The discipline also kills me. I hate it. I hate confrontation - I've had enough through the evolution of this story to last anyone a lifetime. So much so, that I'd rather avoid any minor conflict to maintain equilibrium. I know this is wrong. I'm working on it, I embrace the naughty step (and too frequently - bribery).
Other lows are the inevitable illnesses and the resulting sleeplessness, the dislocated hip encased in a plaster cast for eight months, the minimal time for me to even think, the lack of one on one time the girls have with me, the worrying, them being afraid of the dark and me having to console them even though I am a bit afraid of the dark too.
Then there's the whole 'single? element of the single parenting thing. I've never really been one to buy in to the 'relationship for life? idea, and I'm very used to being independent. In fact, I cherish it, and will now protect it fiercely for my future. Sure, marriage is a wonderful thing and the commitment made, when made with a whole heart, is truly beautiful. But what actually resonates with me is the concept of a partner for a portion of your life. A partner to balance and bear witness to your life, but not one to subsume your experience thus far. I can't be alone in thinking that we need different things for different life stages. I've had some great relationships. Some ended in war, some in whispers, but each one contributed something vital. Even the girl's Dad - we probably won't ever be best friends, but we'll know each other forever because of them. And if it weren't for him, there'd be no them.
I thank the stars for them each night, so therefore I thank him too. Each relationship brings it's own wealth and I've worked to ensure my heart is open to the future (if I do eat my hat and walk an aisle in a white dress please forgive my pontificating above - I like that life sometimes offers plot twists). My being hit with a toy car earlier was merely a product of high-jinks. There's no badness in those girls, they are sweet, kind and clever. Looking at their small faces and smelling their skin both grounds and elevates me. The two days of their births, March 28th 2009 and December 16th 2011, were without doubt, the happiest of my life. I can't imagine them being bettered.
So losses of patience, crying in cars and this burgeoning bruise on my eye aside, we're doing all right.?I love our funny-shaped family and we'll figure it out as we go along.

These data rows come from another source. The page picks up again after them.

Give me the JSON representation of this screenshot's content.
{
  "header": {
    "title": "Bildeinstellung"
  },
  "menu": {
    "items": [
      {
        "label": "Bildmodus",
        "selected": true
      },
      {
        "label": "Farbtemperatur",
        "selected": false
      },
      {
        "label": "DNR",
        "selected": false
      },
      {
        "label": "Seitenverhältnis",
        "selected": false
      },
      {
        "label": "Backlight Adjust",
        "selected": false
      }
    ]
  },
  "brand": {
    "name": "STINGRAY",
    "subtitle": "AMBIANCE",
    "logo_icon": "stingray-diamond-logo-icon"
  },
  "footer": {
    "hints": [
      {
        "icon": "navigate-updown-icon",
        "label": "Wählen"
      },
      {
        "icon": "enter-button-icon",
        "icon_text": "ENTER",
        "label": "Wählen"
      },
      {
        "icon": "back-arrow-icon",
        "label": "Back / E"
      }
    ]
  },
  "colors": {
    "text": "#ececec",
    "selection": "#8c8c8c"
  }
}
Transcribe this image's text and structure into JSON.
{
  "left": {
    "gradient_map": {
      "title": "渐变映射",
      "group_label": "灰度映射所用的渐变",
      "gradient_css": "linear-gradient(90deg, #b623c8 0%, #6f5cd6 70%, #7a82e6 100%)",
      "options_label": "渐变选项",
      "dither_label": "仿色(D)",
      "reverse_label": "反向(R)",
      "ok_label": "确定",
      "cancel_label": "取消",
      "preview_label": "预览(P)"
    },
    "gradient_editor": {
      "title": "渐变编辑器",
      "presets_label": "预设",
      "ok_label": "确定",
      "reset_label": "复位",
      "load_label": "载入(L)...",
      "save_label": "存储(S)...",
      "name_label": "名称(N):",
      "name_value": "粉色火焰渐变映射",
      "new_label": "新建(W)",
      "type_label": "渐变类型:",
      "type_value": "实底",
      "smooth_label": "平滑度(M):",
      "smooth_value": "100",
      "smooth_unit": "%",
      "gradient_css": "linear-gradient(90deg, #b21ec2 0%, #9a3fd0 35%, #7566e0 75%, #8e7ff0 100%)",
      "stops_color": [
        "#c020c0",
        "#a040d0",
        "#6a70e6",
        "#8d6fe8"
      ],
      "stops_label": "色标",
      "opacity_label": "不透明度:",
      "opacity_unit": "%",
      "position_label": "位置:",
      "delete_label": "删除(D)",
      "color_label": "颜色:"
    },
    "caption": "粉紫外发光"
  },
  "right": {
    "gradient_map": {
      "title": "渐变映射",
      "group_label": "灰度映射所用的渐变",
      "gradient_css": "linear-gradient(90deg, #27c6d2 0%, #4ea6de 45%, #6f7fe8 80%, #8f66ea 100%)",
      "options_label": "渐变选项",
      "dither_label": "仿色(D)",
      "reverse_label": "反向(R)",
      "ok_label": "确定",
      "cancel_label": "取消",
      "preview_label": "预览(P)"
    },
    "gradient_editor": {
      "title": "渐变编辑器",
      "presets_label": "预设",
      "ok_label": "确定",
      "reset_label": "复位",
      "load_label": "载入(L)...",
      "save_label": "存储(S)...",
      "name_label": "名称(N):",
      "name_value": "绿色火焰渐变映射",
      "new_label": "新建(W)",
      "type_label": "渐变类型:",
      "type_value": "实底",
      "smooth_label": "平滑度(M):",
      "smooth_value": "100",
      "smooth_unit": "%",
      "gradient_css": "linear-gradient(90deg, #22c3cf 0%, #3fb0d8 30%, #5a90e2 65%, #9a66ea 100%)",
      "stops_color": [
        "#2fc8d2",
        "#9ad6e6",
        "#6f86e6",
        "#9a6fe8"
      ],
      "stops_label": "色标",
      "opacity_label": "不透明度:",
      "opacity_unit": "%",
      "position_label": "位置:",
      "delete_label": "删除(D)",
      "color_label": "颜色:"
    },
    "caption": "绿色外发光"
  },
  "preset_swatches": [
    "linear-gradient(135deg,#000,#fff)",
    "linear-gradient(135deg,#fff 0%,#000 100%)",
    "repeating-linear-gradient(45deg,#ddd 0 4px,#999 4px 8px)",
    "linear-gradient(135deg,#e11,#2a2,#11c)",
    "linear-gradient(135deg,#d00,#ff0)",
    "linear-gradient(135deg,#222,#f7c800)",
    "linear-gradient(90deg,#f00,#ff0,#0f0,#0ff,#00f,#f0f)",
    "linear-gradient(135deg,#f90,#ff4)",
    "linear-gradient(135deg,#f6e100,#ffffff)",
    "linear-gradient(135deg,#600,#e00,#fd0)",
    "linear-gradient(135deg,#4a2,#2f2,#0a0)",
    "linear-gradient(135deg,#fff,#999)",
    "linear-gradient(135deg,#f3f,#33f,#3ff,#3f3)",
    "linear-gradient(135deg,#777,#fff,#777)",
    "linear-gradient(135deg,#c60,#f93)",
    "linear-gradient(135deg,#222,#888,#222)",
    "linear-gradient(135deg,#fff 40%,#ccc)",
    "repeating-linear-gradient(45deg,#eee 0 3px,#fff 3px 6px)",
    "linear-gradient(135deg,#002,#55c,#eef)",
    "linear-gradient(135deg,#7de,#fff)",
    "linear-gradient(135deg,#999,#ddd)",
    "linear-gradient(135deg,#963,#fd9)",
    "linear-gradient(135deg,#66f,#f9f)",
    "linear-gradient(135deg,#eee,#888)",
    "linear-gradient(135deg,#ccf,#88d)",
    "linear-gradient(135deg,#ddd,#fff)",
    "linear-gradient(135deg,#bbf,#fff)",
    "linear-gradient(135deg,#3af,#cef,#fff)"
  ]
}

Nightly, when I thank those stars for them, I make several wishes too. And they are??That I wish my girls will grow up to know the world is wonderful. That they will understand that their family experience, whilst not the norm, is common enough. That they will have empathy and compassion for people who struggle. That they will have beautiful, open minds. That they will value independence and hard work and see that taking pride in things can take them far. That they will be truthfully and hugely themselves. That they will gain the knowledge that they are beautiful inside and out, and not because I tell them, but because they believe it to be true too. ?That they will carry on loving Lego, Princesses and whatever the notion of the time may be - because that means they are passionate, and that is where joy lives. That art, music and books will be their life-long companions. And that they will know their Mum loves them.
And as for me? I relate so much to the Albert Camus quote that has gotten me through some dodgy, depressive nights,?"In the midst of winter, I found there was, within me, an invincible summer". I have nothing but high hopes...
Imperfectly happy. That will do fine.
Today was a day for a head dress
A photo posted by Ellie Balfe (@elliebalfe1) on Mar 7, 2014 at 11:57am PST